Captivated by the tales of the Mabinogion – earliest prose stories of British literature – and re-enacting the tales while walking the stunning Powys landscape last week (Thursday, 3 May) made the day mystical and highly memorable.

“With four seasons in one day, we experienced a changing landscape throughout the day which seemed appropriate with the tales of the Mabinogion which draws upon the mystical word of the Celtic people intertwining myths, folklore, tradition and history,” says story teller Wayland Boulanger.

Teacher Caroline Phillips believes the day inspired the children and got them thinking about where the story might go. “They were so excited & interested to know what happened next as we walked on to another point of the hill.”

Many of the 26 children aged between 8-10 years live locally and pointed out their homes as we walked across Llanbedr hill near Painscastle.

The day started with one of the moorland managers explaining the work of the project to protect the rare ground nesting birds which are in serious decline.

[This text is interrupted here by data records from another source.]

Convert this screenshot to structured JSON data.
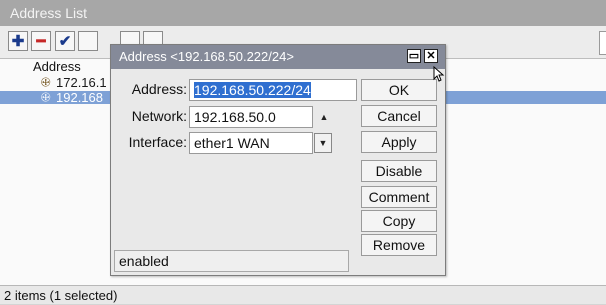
{
  "window": {
    "title": "Address List"
  },
  "toolbar": {
    "add_icon": "plus-icon",
    "remove_icon": "minus-icon",
    "enable_icon": "check-icon"
  },
  "list": {
    "column_address": "Address",
    "rows": [
      {
        "address": "172.16.1",
        "selected": false
      },
      {
        "address": "192.168",
        "selected": true
      }
    ]
  },
  "status_bar": "2 items (1 selected)",
  "dialog": {
    "title": "Address <192.168.50.222/24>",
    "address_label": "Address:",
    "address_value": "192.168.50.222/24",
    "network_label": "Network:",
    "network_value": "192.168.50.0",
    "interface_label": "Interface:",
    "interface_value": "ether1 WAN",
    "buttons": {
      "ok": "OK",
      "cancel": "Cancel",
      "apply": "Apply",
      "disable": "Disable",
      "comment": "Comment",
      "copy": "Copy",
      "remove": "Remove"
    },
    "status": "enabled"
  },
  "colors": {
    "selection": "#7ea1d6",
    "dialog_title_bg": "#858a99",
    "add_icon": "#1a3a8c",
    "remove_icon": "#c62828",
    "check_icon": "#1a3a8c"
  }
}
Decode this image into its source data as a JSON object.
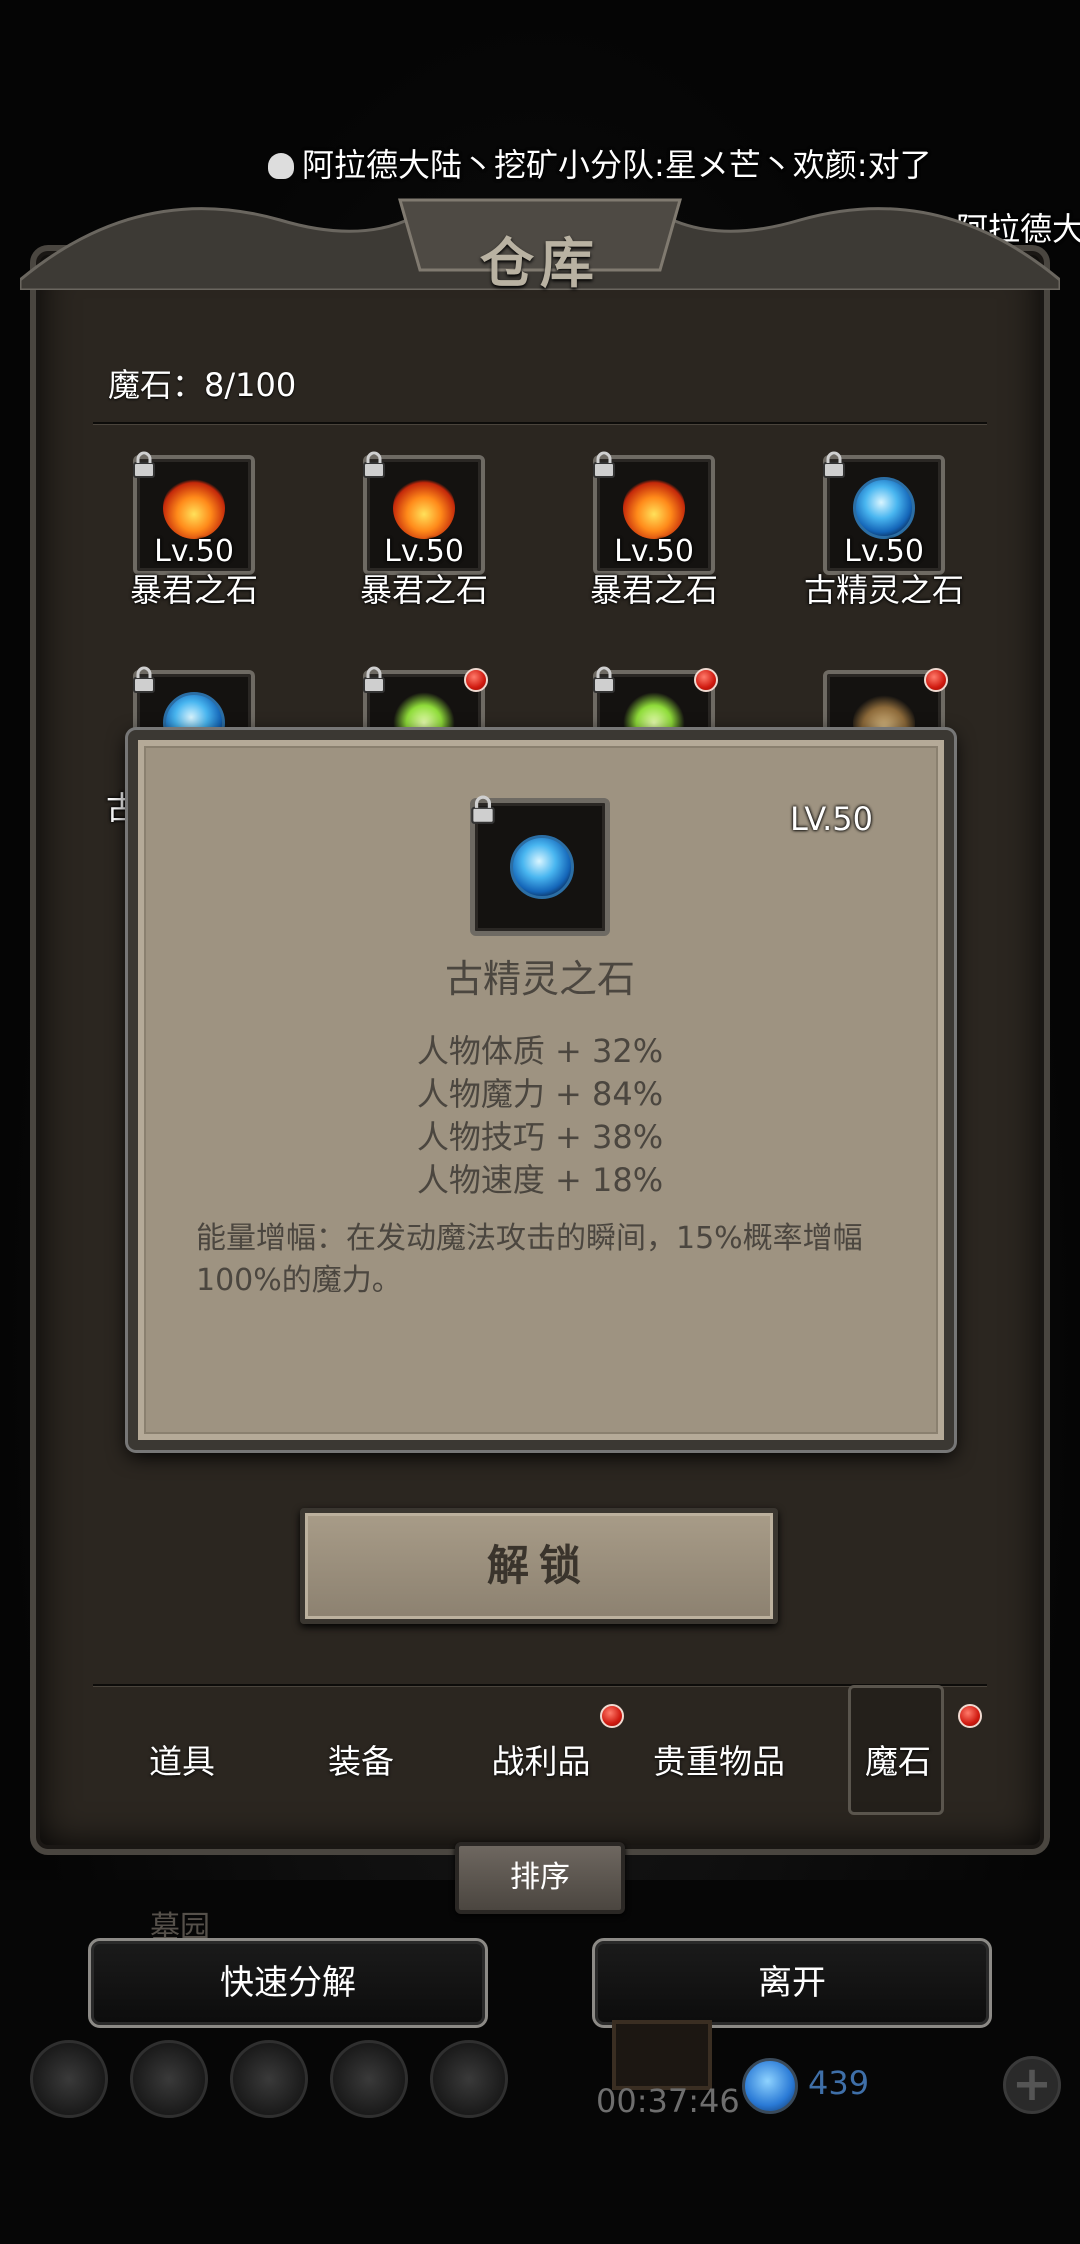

With over 200 children out on the moor so far, the aims of the Powys Moorland Partnership (PMP) project is to restore the condition of the heather to encourage ground nesting birds back and help boost biodiversity. It is a three year project which ends next spring.

It’s a collaborative, landscape scale project engaging with local farmers and all stakeholders to make better links between our natural resources and the well-being of the people.

Catherine Hughes is the project facilitator for the PMP: “There’s nothing more powerful than getting children outside to see for themselves these magical landscapes grazed by sheep which are so important in providing us with so many benefits. With seventy percent of our drinking water coming from the uplands filtered by the vast amounts of mosses, and slows down the flows downstream, and also stores vast amounts of carbon.

Big Farmland Bird Counts – creating year-round habitats

PMP has carried out a number of counts on various farms joining the moorland this January/February where Hay and Clyro primary children helped gather the data.

PMP project facilitator Catherine Hughes comments: “Although we keep hearing about the decline of so many bird species it’s exciting for kids to see that once you start looking closely and being still for 30 minutes with binoculars to hand you start seeing more than you think.

These events, sponsored by the NFU this year, raises the awareness of the efforts farmers put in to helping wildlife and what simple practices can be put in place to help recover nesting areas.”

Matt Goodall is the Game & Wildlife Conservation Trust advisor. He stressed the need to help the birds throughout the bare months known as the hunger gap – January/February, March by planting mixed variety – preferable using kale and quinoa – cover crops in appropriate areas of the fields to give cover and food to the birds and insects to feed the chicks. Ideally we want year round habitats to help all our birds get the best start.

Results will be issued on our website.

Keep in touch, get involved.

We will be putting on various events over the next 12 months. If you would like to get involved, have some ideas please contact Catherine on urmyc.sdnalroomsywop@tcatnoc

Powys Moorland Partnership